§ Work to complete:
Write out each entry, exactly the way it appears.

(Dataset rows for apps and sites)
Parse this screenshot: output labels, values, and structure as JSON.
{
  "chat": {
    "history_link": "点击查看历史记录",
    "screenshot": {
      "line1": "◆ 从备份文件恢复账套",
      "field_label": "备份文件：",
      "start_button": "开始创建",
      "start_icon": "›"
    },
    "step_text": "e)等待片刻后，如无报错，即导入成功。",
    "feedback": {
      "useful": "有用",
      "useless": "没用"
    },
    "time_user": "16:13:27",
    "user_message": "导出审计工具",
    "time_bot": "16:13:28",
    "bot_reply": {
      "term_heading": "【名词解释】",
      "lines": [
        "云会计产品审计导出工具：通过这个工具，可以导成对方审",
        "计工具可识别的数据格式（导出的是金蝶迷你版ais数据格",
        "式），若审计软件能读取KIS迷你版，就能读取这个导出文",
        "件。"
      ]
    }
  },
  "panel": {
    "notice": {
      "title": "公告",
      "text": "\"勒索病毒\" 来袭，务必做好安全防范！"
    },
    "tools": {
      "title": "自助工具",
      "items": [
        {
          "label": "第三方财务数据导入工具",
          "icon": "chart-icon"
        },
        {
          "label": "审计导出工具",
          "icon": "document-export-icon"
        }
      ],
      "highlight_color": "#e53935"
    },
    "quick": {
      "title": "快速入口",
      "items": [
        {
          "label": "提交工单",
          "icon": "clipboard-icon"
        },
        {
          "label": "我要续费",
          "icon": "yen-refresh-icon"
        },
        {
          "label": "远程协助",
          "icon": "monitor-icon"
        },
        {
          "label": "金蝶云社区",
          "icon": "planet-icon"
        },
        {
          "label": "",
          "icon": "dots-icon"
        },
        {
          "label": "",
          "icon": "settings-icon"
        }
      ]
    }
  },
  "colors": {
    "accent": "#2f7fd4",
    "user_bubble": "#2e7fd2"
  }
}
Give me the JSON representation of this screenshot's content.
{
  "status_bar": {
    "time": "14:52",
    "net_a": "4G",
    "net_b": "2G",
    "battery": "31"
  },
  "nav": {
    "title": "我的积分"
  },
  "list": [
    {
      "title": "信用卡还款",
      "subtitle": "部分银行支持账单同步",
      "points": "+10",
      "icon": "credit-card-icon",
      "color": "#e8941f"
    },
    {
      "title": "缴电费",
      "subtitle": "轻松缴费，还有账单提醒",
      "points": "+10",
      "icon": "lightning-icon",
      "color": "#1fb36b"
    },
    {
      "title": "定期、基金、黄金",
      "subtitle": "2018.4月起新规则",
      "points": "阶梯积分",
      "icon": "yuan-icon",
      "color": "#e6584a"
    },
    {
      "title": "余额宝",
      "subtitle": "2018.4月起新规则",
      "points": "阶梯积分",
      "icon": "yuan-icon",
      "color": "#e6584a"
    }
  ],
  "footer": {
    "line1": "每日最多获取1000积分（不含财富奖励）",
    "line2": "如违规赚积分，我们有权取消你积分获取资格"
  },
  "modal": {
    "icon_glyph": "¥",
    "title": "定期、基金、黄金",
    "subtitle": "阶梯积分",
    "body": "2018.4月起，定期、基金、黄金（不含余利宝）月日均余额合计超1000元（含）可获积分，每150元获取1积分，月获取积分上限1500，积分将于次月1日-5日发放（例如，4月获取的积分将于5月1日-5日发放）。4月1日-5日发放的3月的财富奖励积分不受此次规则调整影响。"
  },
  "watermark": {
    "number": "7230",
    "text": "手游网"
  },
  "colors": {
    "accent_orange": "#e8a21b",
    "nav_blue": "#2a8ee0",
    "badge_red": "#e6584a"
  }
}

§ Solution for this exercise:
Parse this screenshot: output labels, values, and structure as JSON.
{
  "chat": {
    "history_link": "点击查看历史记录",
    "screenshot": {
      "line1": "◆ 从备份文件恢复账套",
      "field_label": "备份文件：",
      "start_button": "开始创建",
      "start_icon": "›"
    },
    "step_text": "e)等待片刻后，如无报错，即导入成功。",
    "feedback": {
      "useful": "有用",
      "useless": "没用"
    },
    "time_user": "16:13:27",
    "user_message": "导出审计工具",
    "time_bot": "16:13:28",
    "bot_reply": {
      "term_heading": "【名词解释】",
      "lines": [
        "云会计产品审计导出工具：通过这个工具，可以导成对方审",
        "计工具可识别的数据格式（导出的是金蝶迷你版ais数据格",
        "式），若审计软件能读取KIS迷你版，就能读取这个导出文",
        "件。"
      ]
    }
  },
  "panel": {
    "notice": {
      "title": "公告",
      "text": "\"勒索病毒\" 来袭，务必做好安全防范！"
    },
    "tools": {
      "title": "自助工具",
      "items": [
        {
          "label": "第三方财务数据导入工具",
          "icon": "chart-icon"
        },
        {
          "label": "审计导出工具",
          "icon": "document-export-icon"
        }
      ],
      "highlight_color": "#e53935"
    },
    "quick": {
      "title": "快速入口",
      "items": [
        {
          "label": "提交工单",
          "icon": "clipboard-icon"
        },
        {
          "label": "我要续费",
          "icon": "yen-refresh-icon"
        },
        {
          "label": "远程协助",
          "icon": "monitor-icon"
        },
        {
          "label": "金蝶云社区",
          "icon": "planet-icon"
        },
        {
          "label": "",
          "icon": "dots-icon"
        },
        {
          "label": "",
          "icon": "settings-icon"
        }
      ]
    }
  },
  "colors": {
    "accent": "#2f7fd4",
    "user_bubble": "#2e7fd2"
  }
}
Give me the JSON representation of this screenshot's content.
{
  "status_bar": {
    "time": "14:52",
    "net_a": "4G",
    "net_b": "2G",
    "battery": "31"
  },
  "nav": {
    "title": "我的积分"
  },
  "list": [
    {
      "title": "信用卡还款",
      "subtitle": "部分银行支持账单同步",
      "points": "+10",
      "icon": "credit-card-icon",
      "color": "#e8941f"
    },
    {
      "title": "缴电费",
      "subtitle": "轻松缴费，还有账单提醒",
      "points": "+10",
      "icon": "lightning-icon",
      "color": "#1fb36b"
    },
    {
      "title": "定期、基金、黄金",
      "subtitle": "2018.4月起新规则",
      "points": "阶梯积分",
      "icon": "yuan-icon",
      "color": "#e6584a"
    },
    {
      "title": "余额宝",
      "subtitle": "2018.4月起新规则",
      "points": "阶梯积分",
      "icon": "yuan-icon",
      "color": "#e6584a"
    }
  ],
  "footer": {
    "line1": "每日最多获取1000积分（不含财富奖励）",
    "line2": "如违规赚积分，我们有权取消你积分获取资格"
  },
  "modal": {
    "icon_glyph": "¥",
    "title": "定期、基金、黄金",
    "subtitle": "阶梯积分",
    "body": "2018.4月起，定期、基金、黄金（不含余利宝）月日均余额合计超1000元（含）可获积分，每150元获取1积分，月获取积分上限1500，积分将于次月1日-5日发放（例如，4月获取的积分将于5月1日-5日发放）。4月1日-5日发放的3月的财富奖励积分不受此次规则调整影响。"
  },
  "watermark": {
    "number": "7230",
    "text": "手游网"
  },
  "colors": {
    "accent_orange": "#e8a21b",
    "nav_blue": "#2a8ee0",
    "badge_red": "#e6584a"
  }
}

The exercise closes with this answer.